MIAMI – The Miami Dolphins and Tampa Bay Buccaneers will open the season with a hurricane-imposed bye.
Their opener scheduled for Sunday was postponed by the NFL until Nov. 19 because of Hurricane Irma.
“This is bigger than football,” Buccaneers quarterback Jameis Winston said. “I just want everyone to be safe. Football is not important right now.”
Switching the game to Week 11 was possible because that had been a bye week for both teams. NFL officials earlier announced the game would not be played in Miami this week.
The league also decided against playing this weekend at a neutral site, perhaps in Pennsylvania.
“I just don’t think that’s feasible, whether I would have liked that or not,” Bucs coach Dirk Koetter said. “I don’t think you could ask all the people who would have had to travel on both teams to say: ‘Hey, leave your families in the hurricane and let’s go play a game in Pittsburgh.’ I just don’t think that’s feasible.”
Irma is forecast to threaten much of Florida beginning this weekend.
“The No. 1 thing any of us should be thinking about is the safety of everyone involved,” Koetter said. “It’s a natural disaster.

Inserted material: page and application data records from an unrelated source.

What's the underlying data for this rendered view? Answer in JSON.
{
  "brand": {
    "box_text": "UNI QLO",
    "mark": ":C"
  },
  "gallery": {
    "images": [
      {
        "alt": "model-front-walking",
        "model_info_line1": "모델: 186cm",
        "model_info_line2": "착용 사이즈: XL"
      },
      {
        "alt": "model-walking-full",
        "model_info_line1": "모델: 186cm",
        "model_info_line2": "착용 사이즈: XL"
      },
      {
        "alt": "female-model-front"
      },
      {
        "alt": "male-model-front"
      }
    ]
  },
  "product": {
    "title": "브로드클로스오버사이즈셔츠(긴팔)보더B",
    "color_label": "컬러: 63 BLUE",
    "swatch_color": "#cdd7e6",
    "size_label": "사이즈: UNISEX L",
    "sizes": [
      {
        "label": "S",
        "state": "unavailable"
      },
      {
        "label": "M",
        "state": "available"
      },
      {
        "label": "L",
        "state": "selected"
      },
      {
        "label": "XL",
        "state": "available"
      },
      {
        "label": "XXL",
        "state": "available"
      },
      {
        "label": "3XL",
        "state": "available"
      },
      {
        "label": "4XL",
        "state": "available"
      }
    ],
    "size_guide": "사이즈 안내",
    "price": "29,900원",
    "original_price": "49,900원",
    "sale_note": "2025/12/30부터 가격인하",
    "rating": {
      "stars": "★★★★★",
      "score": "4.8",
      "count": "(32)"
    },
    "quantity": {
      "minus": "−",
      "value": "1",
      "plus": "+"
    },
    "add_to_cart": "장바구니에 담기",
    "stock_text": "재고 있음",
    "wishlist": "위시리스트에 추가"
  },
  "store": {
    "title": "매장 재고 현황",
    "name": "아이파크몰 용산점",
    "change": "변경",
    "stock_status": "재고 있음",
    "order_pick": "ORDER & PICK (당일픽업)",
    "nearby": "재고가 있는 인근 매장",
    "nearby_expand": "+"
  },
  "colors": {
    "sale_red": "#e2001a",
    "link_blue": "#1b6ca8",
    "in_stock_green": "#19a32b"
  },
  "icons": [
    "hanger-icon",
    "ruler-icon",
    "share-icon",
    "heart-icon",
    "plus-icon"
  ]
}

Football takes a back seat to all of that.”
Still, the scheduling situation prompted extensive discussions and speculation before the decision. Both teams resisted switching to Nov. 19 because it means playing the entire season without a break.
“To go 16 straight weeks without a break is really tough,” Bucs defensive end Chris Baker said.
“Our guys kind of need that bye week to get healthy and kind of push through the second half of the season,” Dolphins quarterback Jay Cutler said Tuesday. “It’s not an ideal situation not to have a bye.”
Koetter tried to downplay the potential impact of playing 16 weeks in a row.
“This isn’t going to affect us one bit until we get to Week 11,” he said. “If we’re 10-0 or 0-10, we’d be feeling different about ourselves. If we were 10-0, we’d probably want to keep playing. If we’re 0-10, I probably won’t be standing here.”
Maybe it won’t matter. The Dolphins went without a bye in 1992, which they gave up when their scheduled opener was postponed because of Hurricane Andrew. That’s the last Miami team to reach the AFC championship game.
The 2017 Dolphins will now open Sept. 17 at the Los Angeles Chargers, and their first home game won’t be until Oct. 8 against the Tennessee Titans. Their game at London on Oct. 1 against New Orleans is designated a home game for Miami.
Tampa Bay will open Sept. 17 at home against the Chicago Bears.
The Buccaneers practiced Wednesday. But the Dolphins canceled practice, deflated their indoor practice bubble, and gave players the rest of the week off to prepare for the hurricane.
“A lot these guys have a lot on their plate: moving their families, and you’ve got people coming in, and your house and your cars,” said Cutler, who joined the team a month ago.
“I’m one of the few lucky ones. I’ve got a car here and a bag full of clothes, and that’s kind of it. But you’ve got a lot of guys in that locker room that are going through a lot of things in their head, and we’ve got to be mindful of that and help them any way possible.”
The menace of Irma and the postponement of the opener are the latest setbacks for the Dolphins. They endured an injury-filled training camp that included the loss of quarterback Ryan Tannehill, who required season-ending knee surgery.
AP Sports Writer Fred Goodall in Tampa contributed to this report.
Local journalism is essential.
Give directly to The Spokesman-Review's Northwest Passages community forums series -- which helps to offset the costs of several reporter and editor positions at the newspaper -- by using the easy options below. Gifts processed in this system are not tax deductible, but are predominately used to help meet the local financial requirements needed to receive national matching-grant funds.
Subscribe to the sports newsletter
Get the day’s top sports headlines and breaking news delivered to your inbox by subscribing here.